Driving home, I kept thinking, “how poetic would it be if I were to see a rainbow right now.” I about cried when I started pulling into my apartment and caught the glimpse of one, right next to me, small but there nonetheless. That’s when I truly knew I had done the right thing.
The following day, I went back to the mall and was able to find the perfect dress.
Artists were getting back to me about the show I was planning.
Everything was falling into place.
I am a huge believer in the law of attraction, I truly believe life is all about putting out the right energy and watching the stars align. I’ve also been trying to be more in tune with my intuition. Sometimes if I'm driving somewhere I'm not familiar with, I’ll trust my gut reactions until I find my way home. I've done this on a number of occasions, usually with a dead phone (I got a car charger now don’t worry Mom) but the point is, As soon as I let go of all of my anxiety, things immediately start to improve. I think my gut was telling me this deal wouldn’t work out in my favor, and I’d been fighting it that entire week, because I truly wanted everything to work out, and I thought the people at the management team were really nice, but in the end I had to voice my concerns and get out of it, and I’m so glad I did.
At the end of the day, nobody is going to care about or prioritize your music the way you will.

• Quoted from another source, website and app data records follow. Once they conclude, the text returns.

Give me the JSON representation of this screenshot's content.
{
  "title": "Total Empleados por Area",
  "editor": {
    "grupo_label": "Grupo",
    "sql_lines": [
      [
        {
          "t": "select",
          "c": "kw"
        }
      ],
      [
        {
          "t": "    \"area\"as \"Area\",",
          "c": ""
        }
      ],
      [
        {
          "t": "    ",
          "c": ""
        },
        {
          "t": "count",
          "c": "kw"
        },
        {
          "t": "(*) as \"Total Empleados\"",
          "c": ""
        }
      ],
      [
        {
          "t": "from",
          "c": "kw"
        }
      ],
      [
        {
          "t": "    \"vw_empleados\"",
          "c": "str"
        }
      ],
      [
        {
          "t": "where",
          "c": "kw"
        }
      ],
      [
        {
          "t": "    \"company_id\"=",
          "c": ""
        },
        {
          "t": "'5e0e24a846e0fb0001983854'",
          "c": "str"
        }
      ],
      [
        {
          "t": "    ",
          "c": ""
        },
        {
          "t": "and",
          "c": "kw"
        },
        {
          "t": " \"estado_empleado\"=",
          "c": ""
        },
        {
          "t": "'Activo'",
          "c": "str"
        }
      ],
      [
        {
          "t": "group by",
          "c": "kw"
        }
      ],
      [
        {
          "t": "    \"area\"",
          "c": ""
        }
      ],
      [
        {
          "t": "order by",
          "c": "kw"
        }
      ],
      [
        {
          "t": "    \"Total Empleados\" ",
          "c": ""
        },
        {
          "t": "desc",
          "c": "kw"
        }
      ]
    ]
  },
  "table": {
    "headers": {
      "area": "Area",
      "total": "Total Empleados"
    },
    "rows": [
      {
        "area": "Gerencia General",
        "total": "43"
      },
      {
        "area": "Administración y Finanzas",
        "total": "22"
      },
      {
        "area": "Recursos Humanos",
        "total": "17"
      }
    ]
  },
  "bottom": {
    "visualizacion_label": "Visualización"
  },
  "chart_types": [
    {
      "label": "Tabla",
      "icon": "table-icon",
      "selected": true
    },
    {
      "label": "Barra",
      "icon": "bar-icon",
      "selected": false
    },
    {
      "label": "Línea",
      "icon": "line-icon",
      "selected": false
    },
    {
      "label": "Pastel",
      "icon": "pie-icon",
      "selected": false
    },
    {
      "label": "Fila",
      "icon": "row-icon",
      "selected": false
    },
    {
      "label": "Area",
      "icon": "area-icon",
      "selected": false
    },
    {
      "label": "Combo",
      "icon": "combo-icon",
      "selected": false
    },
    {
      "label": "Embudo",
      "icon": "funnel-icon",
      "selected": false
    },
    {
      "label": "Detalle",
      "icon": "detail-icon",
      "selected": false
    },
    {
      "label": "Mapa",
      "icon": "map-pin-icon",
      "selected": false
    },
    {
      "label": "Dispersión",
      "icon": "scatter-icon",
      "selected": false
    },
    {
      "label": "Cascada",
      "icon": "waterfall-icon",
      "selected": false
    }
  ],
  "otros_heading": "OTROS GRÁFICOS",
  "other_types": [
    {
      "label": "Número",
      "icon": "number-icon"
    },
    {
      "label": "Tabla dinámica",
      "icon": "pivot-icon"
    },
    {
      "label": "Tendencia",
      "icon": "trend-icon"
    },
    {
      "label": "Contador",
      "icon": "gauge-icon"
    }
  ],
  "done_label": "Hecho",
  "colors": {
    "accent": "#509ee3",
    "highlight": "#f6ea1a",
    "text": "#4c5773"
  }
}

That doesn’t make them bad people, it’s just reality. I’ve learned a lot from this mistake.
1. Quadruple check anything you sign. I got off easy on this one. There were some services listed in my initial LOA that were omitted from the final contract. We’d been discussing a different aspect of it before and I didn’t notice the change. It wasn’t a huge deal, it was just about including PR services, but if this had been another sort of deal, I could have been signing my life’s work away.
2. Weigh the costs. My anxiety grew as the weeks went on because I realized what I could be giving up by making this investment. Three thousand dollars could allow me to record three more songs, or make a better quality music video, or invest in my mental and physical health. If you are going to give up another potential, you better be confident that the people on the other end of that deal are going to be fighting for you.
3. Something that really bothered me was how much they were trying to lower my expectations instead of reassuring me that they would rise to the challenge. It made me feel like they didn’t believe in me and that I wasn’t a priority. And that is honestly fine, because it may just be the truth. They don’t owe me that, maybe I needed to prove myself more, But if that’s the case, take your money elsewhere.
The most important part of making it in this industry is simply not giving up. Believe in yourself, because if you don't anybody else will. That being said, you also want to make sure that you are careful to only surround yourself with people who also believe in you. The people you surround yourself will influence you whether it's intentional or not. Find those that will cheer you on, not tear you down on a bad day. You want your team to be the kind of people who will encourage you rather than feed into your insecurities.